Text Messaging

Because text messaging is a very unsecure and impersonal mode of communication, I do not text message to nor do I respond to text messages from anyone with whom I am working. So, please do not text message me unless we have made other arrangements.

Social Media

I do not communicate with, or contact, any of my clients through social media platforms like Twitter and Facebook. In addition, if I discover that I have accidentally established an online relationship with you, I will cancel that relationship. This is because these types of casual social contacts can create significant security risks for you.

I participate on various social networks, but not in my professional capacity. If you have an online presence, there is a possibility that you may encounter me by accident. If that occurs, please discuss it with me during our time together. I believe that any communications with clients online have a high potential to compromise the professional relationship. In addition, please do not try to contact me in this way. I will not respond and will terminate any online contact no matter how accidental.


I have a website that you are free to access. I use it for professional reasons to provide information to others about me and my practice. You are welcome to access and review the information that I have on my website and, if you have questions about it, we should discuss this during our time together.

Web Searches

I will use web searches to gather information about you; if anything concerning arises, I will discuss it with you. I understand that you might choose to gather information about me in this way also. In this day and age there is an incredible amount of information available about individuals on the Internet, much of which may actually be known to that person and some of which may be inaccurate or unknown. If you encounter any information about me through web searches, or in any other fashion for that matter, please discuss this with me during our time together so that we can deal with it and its potential impact on our working together.

Recently it has become fashionable for clients to review their health care provider on various websites.
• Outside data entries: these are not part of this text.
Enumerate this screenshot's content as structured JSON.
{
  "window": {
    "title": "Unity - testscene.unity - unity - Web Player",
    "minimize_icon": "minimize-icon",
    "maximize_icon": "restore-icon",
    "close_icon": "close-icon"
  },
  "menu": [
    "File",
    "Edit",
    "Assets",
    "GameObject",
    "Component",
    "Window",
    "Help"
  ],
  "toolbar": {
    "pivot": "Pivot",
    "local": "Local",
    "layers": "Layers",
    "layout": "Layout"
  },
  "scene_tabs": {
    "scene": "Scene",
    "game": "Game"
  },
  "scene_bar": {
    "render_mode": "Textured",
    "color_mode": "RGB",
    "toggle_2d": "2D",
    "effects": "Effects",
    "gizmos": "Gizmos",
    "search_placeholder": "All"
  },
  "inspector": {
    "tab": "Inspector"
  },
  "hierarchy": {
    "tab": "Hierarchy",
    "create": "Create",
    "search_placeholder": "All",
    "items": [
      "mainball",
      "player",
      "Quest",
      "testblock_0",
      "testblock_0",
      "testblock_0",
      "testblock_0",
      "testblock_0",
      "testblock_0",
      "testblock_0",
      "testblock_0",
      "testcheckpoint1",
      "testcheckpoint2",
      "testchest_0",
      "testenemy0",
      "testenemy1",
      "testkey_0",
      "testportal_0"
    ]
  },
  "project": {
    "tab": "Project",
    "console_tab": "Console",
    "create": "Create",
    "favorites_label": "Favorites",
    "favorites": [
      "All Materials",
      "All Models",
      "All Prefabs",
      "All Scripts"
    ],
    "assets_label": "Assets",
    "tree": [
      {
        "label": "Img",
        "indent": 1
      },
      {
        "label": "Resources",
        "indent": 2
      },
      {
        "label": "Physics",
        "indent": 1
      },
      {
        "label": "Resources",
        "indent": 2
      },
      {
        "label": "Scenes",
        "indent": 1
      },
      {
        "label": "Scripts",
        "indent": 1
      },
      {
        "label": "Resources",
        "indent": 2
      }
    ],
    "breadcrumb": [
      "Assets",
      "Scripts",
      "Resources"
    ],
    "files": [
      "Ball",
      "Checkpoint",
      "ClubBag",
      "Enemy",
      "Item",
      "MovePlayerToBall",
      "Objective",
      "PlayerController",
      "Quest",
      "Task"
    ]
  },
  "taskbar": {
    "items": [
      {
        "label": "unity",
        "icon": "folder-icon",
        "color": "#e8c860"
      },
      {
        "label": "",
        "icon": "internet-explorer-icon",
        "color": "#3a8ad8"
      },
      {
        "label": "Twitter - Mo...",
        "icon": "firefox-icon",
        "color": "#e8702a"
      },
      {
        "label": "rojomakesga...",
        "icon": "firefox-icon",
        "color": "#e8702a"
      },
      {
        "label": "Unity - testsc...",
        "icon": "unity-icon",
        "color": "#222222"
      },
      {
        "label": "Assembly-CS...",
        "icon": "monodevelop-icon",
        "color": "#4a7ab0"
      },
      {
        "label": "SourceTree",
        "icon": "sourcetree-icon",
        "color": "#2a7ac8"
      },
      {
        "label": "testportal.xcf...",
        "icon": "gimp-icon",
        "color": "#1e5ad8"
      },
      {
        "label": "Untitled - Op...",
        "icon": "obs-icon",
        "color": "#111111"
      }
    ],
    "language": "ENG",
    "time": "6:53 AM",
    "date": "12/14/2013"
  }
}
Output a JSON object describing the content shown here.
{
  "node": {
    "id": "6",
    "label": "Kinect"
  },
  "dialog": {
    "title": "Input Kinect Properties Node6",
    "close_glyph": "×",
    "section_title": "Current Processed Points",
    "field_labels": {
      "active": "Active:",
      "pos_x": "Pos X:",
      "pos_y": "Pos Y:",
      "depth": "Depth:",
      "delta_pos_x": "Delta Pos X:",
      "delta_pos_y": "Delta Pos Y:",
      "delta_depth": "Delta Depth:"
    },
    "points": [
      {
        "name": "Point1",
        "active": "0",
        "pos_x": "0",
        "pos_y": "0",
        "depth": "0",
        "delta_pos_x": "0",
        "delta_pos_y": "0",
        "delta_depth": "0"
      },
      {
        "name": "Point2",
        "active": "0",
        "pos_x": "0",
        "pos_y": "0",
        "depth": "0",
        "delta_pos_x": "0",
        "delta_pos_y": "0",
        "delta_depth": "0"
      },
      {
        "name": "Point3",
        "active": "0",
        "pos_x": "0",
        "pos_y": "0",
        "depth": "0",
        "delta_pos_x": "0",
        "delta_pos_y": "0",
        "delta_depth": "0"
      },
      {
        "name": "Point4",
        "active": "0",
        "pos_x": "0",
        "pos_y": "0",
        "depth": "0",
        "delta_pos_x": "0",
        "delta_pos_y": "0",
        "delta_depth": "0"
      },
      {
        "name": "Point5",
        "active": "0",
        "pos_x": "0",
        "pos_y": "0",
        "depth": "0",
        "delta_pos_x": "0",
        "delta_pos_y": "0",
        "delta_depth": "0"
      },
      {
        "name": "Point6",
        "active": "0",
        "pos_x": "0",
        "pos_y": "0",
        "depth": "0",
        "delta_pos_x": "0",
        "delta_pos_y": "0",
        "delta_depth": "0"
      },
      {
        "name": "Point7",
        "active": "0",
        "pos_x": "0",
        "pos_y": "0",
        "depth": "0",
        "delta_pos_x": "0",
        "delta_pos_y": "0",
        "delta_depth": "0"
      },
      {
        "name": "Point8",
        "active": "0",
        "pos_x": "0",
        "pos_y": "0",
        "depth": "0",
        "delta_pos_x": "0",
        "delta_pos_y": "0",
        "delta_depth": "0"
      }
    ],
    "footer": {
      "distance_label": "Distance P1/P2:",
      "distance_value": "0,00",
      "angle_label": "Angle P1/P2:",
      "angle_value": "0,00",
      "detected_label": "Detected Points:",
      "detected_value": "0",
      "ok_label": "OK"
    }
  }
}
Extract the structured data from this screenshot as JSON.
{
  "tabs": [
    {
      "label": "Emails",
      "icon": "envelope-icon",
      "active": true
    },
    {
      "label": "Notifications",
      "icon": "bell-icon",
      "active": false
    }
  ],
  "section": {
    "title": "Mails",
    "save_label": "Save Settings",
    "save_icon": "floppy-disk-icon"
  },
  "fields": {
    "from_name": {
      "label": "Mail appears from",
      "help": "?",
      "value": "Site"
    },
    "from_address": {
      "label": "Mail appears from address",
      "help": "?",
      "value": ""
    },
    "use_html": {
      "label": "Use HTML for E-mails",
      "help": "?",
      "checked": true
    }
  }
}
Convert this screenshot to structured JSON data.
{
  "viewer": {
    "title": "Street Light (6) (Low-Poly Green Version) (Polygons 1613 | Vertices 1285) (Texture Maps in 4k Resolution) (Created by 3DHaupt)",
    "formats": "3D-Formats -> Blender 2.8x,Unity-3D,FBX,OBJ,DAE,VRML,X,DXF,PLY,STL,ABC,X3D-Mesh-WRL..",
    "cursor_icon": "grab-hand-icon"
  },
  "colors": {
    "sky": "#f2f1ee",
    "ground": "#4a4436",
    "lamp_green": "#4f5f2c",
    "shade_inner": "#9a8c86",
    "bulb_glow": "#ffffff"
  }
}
Unfortunately, mental health professionals cannot respond to such comments and related errors because of confidentiality restrictions. If you encounter such reviews of me or any professional with whom you are working, please share it with me so we can discuss it and its potential impact on our involvement. Please do not rate my work with you while we are in treatment together on any of these websites. This is because it has a significant potential to damage our ability to work together.

I have had this consent fully explained to me by Dr. Petty, I fully understand it, and give my consent.



I have fully explained this consent to the above-named person and he has said that he fully understands it and consents. I have witnessed his signature above so indicating.